Using the entries below, copy out all lines where "Huidige" is found.

Data records
____________________
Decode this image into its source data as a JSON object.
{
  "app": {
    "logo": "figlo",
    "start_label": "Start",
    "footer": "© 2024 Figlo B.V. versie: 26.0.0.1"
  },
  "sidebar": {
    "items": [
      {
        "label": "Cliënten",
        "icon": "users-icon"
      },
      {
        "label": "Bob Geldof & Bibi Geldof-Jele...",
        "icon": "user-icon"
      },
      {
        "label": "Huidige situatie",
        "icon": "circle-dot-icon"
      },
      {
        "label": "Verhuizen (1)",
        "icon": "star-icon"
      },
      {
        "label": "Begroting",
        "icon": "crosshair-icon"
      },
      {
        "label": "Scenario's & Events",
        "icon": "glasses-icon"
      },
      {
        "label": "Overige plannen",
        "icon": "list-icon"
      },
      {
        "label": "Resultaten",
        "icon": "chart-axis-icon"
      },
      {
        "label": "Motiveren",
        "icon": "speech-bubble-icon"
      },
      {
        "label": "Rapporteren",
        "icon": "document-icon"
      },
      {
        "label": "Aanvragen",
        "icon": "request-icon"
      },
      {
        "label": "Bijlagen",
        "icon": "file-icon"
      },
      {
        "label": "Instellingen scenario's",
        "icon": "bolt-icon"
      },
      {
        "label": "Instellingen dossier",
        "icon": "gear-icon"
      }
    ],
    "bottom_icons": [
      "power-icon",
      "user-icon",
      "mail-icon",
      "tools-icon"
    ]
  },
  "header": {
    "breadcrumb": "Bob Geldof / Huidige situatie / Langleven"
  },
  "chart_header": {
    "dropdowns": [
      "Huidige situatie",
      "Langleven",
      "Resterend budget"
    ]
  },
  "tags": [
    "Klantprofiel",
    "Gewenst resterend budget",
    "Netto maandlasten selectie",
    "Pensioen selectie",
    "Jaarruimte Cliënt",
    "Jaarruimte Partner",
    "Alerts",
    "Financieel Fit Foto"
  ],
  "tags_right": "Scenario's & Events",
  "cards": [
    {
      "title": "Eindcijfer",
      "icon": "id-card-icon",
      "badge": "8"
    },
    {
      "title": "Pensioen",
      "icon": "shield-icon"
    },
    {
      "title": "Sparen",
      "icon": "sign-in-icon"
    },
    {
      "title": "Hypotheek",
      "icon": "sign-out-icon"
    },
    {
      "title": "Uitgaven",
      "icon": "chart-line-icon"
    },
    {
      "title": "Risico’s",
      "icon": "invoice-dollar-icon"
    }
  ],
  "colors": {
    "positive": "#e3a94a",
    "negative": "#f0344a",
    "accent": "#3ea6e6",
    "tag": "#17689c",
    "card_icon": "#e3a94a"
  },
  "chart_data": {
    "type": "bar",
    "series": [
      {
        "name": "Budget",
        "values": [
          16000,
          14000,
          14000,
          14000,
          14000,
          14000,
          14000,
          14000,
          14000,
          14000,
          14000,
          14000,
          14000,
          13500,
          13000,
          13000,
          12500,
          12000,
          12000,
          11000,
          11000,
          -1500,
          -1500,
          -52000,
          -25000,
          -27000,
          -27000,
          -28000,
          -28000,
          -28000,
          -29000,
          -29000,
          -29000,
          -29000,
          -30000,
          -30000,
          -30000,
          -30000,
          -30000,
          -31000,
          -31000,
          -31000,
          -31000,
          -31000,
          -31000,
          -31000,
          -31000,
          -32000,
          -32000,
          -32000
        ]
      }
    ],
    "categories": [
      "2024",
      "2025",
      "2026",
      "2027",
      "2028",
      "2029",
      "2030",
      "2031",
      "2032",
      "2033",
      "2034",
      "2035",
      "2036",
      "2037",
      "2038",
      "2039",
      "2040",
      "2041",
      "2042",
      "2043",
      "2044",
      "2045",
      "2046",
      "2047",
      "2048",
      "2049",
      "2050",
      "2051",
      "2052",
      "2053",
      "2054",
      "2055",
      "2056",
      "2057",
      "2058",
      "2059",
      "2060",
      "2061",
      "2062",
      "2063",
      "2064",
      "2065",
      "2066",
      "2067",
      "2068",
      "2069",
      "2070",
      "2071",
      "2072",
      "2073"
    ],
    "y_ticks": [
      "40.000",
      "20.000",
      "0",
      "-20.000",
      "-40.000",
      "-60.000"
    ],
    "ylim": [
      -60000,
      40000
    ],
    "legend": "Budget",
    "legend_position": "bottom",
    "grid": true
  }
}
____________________
= Reply to the exercise =
        "label": "Huidige situatie",
    "breadcrumb": "Bob Geldof / Huidige situatie / Langleven"
      "Huidige situatie",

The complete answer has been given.